START Task input
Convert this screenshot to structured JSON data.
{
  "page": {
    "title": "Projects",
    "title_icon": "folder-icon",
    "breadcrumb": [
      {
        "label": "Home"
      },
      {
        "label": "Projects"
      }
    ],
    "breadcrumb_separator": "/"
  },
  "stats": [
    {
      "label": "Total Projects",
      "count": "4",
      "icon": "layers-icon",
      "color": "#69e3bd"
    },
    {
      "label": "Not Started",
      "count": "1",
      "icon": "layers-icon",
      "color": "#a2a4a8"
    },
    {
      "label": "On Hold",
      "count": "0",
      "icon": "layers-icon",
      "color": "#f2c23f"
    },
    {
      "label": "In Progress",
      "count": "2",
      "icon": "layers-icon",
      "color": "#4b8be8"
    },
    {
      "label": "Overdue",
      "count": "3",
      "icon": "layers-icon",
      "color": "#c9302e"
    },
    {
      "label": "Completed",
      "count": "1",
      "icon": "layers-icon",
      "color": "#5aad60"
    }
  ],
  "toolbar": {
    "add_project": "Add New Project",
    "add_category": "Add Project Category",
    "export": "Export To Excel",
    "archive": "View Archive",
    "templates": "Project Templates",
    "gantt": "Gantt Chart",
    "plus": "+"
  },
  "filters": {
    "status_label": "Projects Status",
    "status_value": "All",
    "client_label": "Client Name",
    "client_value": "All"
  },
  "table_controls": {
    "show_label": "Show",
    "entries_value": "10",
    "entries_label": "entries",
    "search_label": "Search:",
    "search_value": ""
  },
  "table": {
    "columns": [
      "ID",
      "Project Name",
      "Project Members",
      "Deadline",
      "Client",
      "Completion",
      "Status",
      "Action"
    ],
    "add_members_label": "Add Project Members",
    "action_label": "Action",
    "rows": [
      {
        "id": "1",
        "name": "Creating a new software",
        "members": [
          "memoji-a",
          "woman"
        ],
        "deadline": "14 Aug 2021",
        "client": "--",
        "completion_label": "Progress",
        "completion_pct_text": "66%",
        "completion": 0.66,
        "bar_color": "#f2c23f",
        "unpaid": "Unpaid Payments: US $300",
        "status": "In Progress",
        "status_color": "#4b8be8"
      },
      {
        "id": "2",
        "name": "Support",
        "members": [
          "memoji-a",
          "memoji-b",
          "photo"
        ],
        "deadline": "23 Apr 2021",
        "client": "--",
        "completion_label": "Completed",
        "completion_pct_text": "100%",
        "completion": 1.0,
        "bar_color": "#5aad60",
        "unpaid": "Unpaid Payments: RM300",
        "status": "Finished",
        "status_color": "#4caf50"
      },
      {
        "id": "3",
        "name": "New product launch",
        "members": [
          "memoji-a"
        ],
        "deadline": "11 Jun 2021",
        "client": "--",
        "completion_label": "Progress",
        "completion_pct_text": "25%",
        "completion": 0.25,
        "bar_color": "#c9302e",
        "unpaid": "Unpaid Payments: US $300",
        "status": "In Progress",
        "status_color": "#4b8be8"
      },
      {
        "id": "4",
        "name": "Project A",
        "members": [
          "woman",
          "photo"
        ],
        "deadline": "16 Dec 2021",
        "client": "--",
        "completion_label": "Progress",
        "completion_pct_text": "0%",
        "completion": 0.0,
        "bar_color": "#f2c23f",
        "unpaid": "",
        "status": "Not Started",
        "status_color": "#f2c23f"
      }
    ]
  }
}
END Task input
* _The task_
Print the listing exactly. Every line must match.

* _Solution for this exercise_
Convert this screenshot to structured JSON data.
{
  "page": {
    "title": "Projects",
    "title_icon": "folder-icon",
    "breadcrumb": [
      {
        "label": "Home"
      },
      {
        "label": "Projects"
      }
    ],
    "breadcrumb_separator": "/"
  },
  "stats": [
    {
      "label": "Total Projects",
      "count": "4",
      "icon": "layers-icon",
      "color": "#69e3bd"
    },
    {
      "label": "Not Started",
      "count": "1",
      "icon": "layers-icon",
      "color": "#a2a4a8"
    },
    {
      "label": "On Hold",
      "count": "0",
      "icon": "layers-icon",
      "color": "#f2c23f"
    },
    {
      "label": "In Progress",
      "count": "2",
      "icon": "layers-icon",
      "color": "#4b8be8"
    },
    {
      "label": "Overdue",
      "count": "3",
      "icon": "layers-icon",
      "color": "#c9302e"
    },
    {
      "label": "Completed",
      "count": "1",
      "icon": "layers-icon",
      "color": "#5aad60"
    }
  ],
  "toolbar": {
    "add_project": "Add New Project",
    "add_category": "Add Project Category",
    "export": "Export To Excel",
    "archive": "View Archive",
    "templates": "Project Templates",
    "gantt": "Gantt Chart",
    "plus": "+"
  },
  "filters": {
    "status_label": "Projects Status",
    "status_value": "All",
    "client_label": "Client Name",
    "client_value": "All"
  },
  "table_controls": {
    "show_label": "Show",
    "entries_value": "10",
    "entries_label": "entries",
    "search_label": "Search:",
    "search_value": ""
  },
  "table": {
    "columns": [
      "ID",
      "Project Name",
      "Project Members",
      "Deadline",
      "Client",
      "Completion",
      "Status",
      "Action"
    ],
    "add_members_label": "Add Project Members",
    "action_label": "Action",
    "rows": [
      {
        "id": "1",
        "name": "Creating a new software",
        "members": [
          "memoji-a",
          "woman"
        ],
        "deadline": "14 Aug 2021",
        "client": "--",
        "completion_label": "Progress",
        "completion_pct_text": "66%",
        "completion": 0.66,
        "bar_color": "#f2c23f",
        "unpaid": "Unpaid Payments: US $300",
        "status": "In Progress",
        "status_color": "#4b8be8"
      },
      {
        "id": "2",
        "name": "Support",
        "members": [
          "memoji-a",
          "memoji-b",
          "photo"
        ],
        "deadline": "23 Apr 2021",
        "client": "--",
        "completion_label": "Completed",
        "completion_pct_text": "100%",
        "completion": 1.0,
        "bar_color": "#5aad60",
        "unpaid": "Unpaid Payments: RM300",
        "status": "Finished",
        "status_color": "#4caf50"
      },
      {
        "id": "3",
        "name": "New product launch",
        "members": [
          "memoji-a"
        ],
        "deadline": "11 Jun 2021",
        "client": "--",
        "completion_label": "Progress",
        "completion_pct_text": "25%",
        "completion": 0.25,
        "bar_color": "#c9302e",
        "unpaid": "Unpaid Payments: US $300",
        "status": "In Progress",
        "status_color": "#4b8be8"
      },
      {
        "id": "4",
        "name": "Project A",
        "members": [
          "woman",
          "photo"
        ],
        "deadline": "16 Dec 2021",
        "client": "--",
        "completion_label": "Progress",
        "completion_pct_text": "0%",
        "completion": 0.0,
        "bar_color": "#f2c23f",
        "unpaid": "",
        "status": "Not Started",
        "status_color": "#f2c23f"
      }
    ]
  }
}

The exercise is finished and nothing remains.